|Busman, Lowell - UNIVERSITY OF MINNESOTA|
|Niebur, John - UNIVERSITY OF MINNESOTA|
Submitted to: Soil and Water Conservation Society Proceedings
Publication Type: Abstract Only
Publication Acceptance Date: January 30, 2006
Publication Date: July 22, 2006
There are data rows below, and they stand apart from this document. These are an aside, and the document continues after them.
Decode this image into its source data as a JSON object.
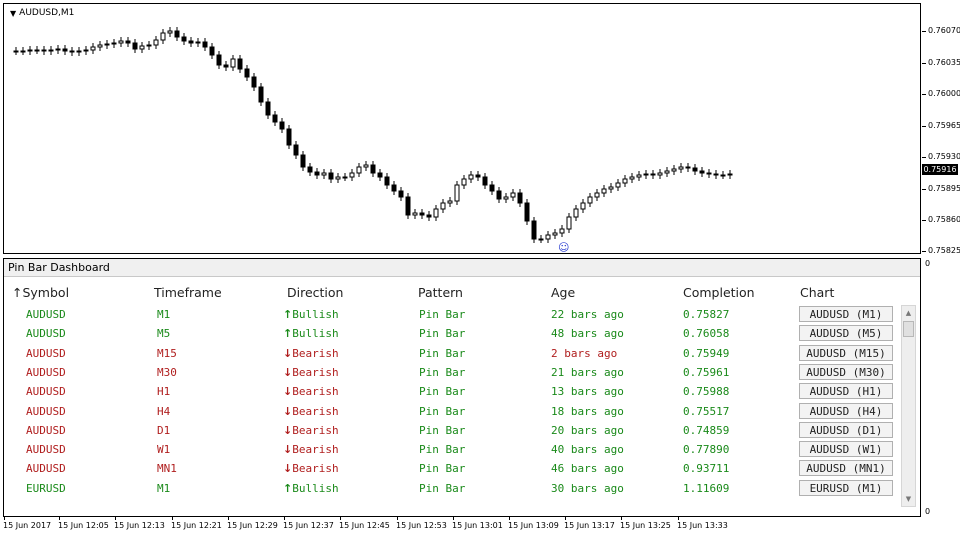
{
  "chart": {
    "title": "AUDUSD,M1",
    "price_labels": [
      "0.76070",
      "0.76035",
      "0.76000",
      "0.75965",
      "0.75930",
      "0.75895",
      "0.75860",
      "0.75825"
    ],
    "current_price": "0.75916",
    "panel_zero_labels": [
      "0",
      "0"
    ],
    "time_labels": [
      "15 Jun 2017",
      "15 Jun 12:05",
      "15 Jun 12:13",
      "15 Jun 12:21",
      "15 Jun 12:29",
      "15 Jun 12:37",
      "15 Jun 12:45",
      "15 Jun 12:53",
      "15 Jun 13:01",
      "15 Jun 13:09",
      "15 Jun 13:17",
      "15 Jun 13:25",
      "15 Jun 13:33"
    ],
    "marker_icon": "smiley-icon"
  },
  "dashboard": {
    "title": "Pin Bar Dashboard",
    "headers": {
      "symbol": "↑Symbol",
      "timeframe": "Timeframe",
      "direction": "Direction",
      "pattern": "Pattern",
      "age": "Age",
      "completion": "Completion",
      "chart": "Chart"
    },
    "colors": {
      "bullish": "#1a8a1a",
      "bearish": "#b01e1e"
    },
    "rows": [
      {
        "symbol": "AUDUSD",
        "tf": "M1",
        "dir": "Bullish",
        "pattern": "Pin Bar",
        "age": "22 bars ago",
        "completion": "0.75827",
        "button": "AUDUSD (M1)",
        "symbolColor": "green",
        "tfColor": "green",
        "ageColor": "green"
      },
      {
        "symbol": "AUDUSD",
        "tf": "M5",
        "dir": "Bullish",
        "pattern": "Pin Bar",
        "age": "48 bars ago",
        "completion": "0.76058",
        "button": "AUDUSD (M5)",
        "symbolColor": "green",
        "tfColor": "green",
        "ageColor": "green"
      },
      {
        "symbol": "AUDUSD",
        "tf": "M15",
        "dir": "Bearish",
        "pattern": "Pin Bar",
        "age": "2 bars ago",
        "completion": "0.75949",
        "button": "AUDUSD (M15)",
        "symbolColor": "red",
        "tfColor": "red",
        "ageColor": "red"
      },
      {
        "symbol": "AUDUSD",
        "tf": "M30",
        "dir": "Bearish",
        "pattern": "Pin Bar",
        "age": "21 bars ago",
        "completion": "0.75961",
        "button": "AUDUSD (M30)",
        "symbolColor": "red",
        "tfColor": "red",
        "ageColor": "green"
      },
      {
        "symbol": "AUDUSD",
        "tf": "H1",
        "dir": "Bearish",
        "pattern": "Pin Bar",
        "age": "13 bars ago",
        "completion": "0.75988",
        "button": "AUDUSD (H1)",
        "symbolColor": "red",
        "tfColor": "red",
        "ageColor": "green"
      },
      {
        "symbol": "AUDUSD",
        "tf": "H4",
        "dir": "Bearish",
        "pattern": "Pin Bar",
        "age": "18 bars ago",
        "completion": "0.75517",
        "button": "AUDUSD (H4)",
        "symbolColor": "red",
        "tfColor": "red",
        "ageColor": "green"
      },
      {
        "symbol": "AUDUSD",
        "tf": "D1",
        "dir": "Bearish",
        "pattern": "Pin Bar",
        "age": "20 bars ago",
        "completion": "0.74859",
        "button": "AUDUSD (D1)",
        "symbolColor": "red",
        "tfColor": "red",
        "ageColor": "green"
      },
      {
        "symbol": "AUDUSD",
        "tf": "W1",
        "dir": "Bearish",
        "pattern": "Pin Bar",
        "age": "40 bars ago",
        "completion": "0.77890",
        "button": "AUDUSD (W1)",
        "symbolColor": "red",
        "tfColor": "red",
        "ageColor": "green"
      },
      {
        "symbol": "AUDUSD",
        "tf": "MN1",
        "dir": "Bearish",
        "pattern": "Pin Bar",
        "age": "46 bars ago",
        "completion": "0.93711",
        "button": "AUDUSD (MN1)",
        "symbolColor": "red",
        "tfColor": "red",
        "ageColor": "green"
      },
      {
        "symbol": "EURUSD",
        "tf": "M1",
        "dir": "Bullish",
        "pattern": "Pin Bar",
        "age": "30 bars ago",
        "completion": "1.11609",
        "button": "EURUSD (M1)",
        "symbolColor": "green",
        "tfColor": "green",
        "ageColor": "green"
      }
    ]
  }
}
Citation: Russelle, M.P., Busman, L.M., Niebur, J.L. 2006. Extending the reach of grassed waterways: perennial strips over tile lines reduce nitrate loss [abstract]. Soil and Water Conservation Society Proceedings, July 22-26, 2006, Kestone, Colorado. p. 29. Technical Abstract: Nitrate losses from subsurface drain tiles have been implicated in promoting hypoxia in the Northern Gulf of Mexico. Targeted management strategies may help achieve significant reductions in nitrate loss with minimum cost. Our hypothesis was that this goal could be achieved by growing narrow strips of deeply rooted perennial forages directly over tile lines. We tested this hypothesis in a field experiment on a Clarion-Nicollet-Webster soil association near Waseca, MN. Plots (23 m wide by 30 m long) of grass or alfalfa were established with central tile drains after installing diversion tiles through a set of established patterned, 13-cm diam. plastic tiles. These original tiles served as the undisturbed drainage system and ranged from 1.0 to 2.1 m deep. Calibrated tipping buckets measured water flow and grab samples of water were collected 2 or 3 times per week for nitrate. Established strips of alfalfa or grass did not alter annual tile water flow but may have increased 'flashiness.' Smaller nitrate-N concentrations in tile water were most apparent after the strips were well established and in plots with shallower tiles. Flow-weighted annual nitrate-N concentrations were higher for corn and soybean (15 mg N/L) than for the strips (4 mg N/L) during 2004 and 2005. In contrast to nitrate concentration, perennial strips reduced annual loss of nitrate-N more with deeper tiles. The land required to achieve specific reductions in nitrate loss varies with tile arrangement and spacing, but this targeted conservation practice appears to be practical, effective, and relatively low cost.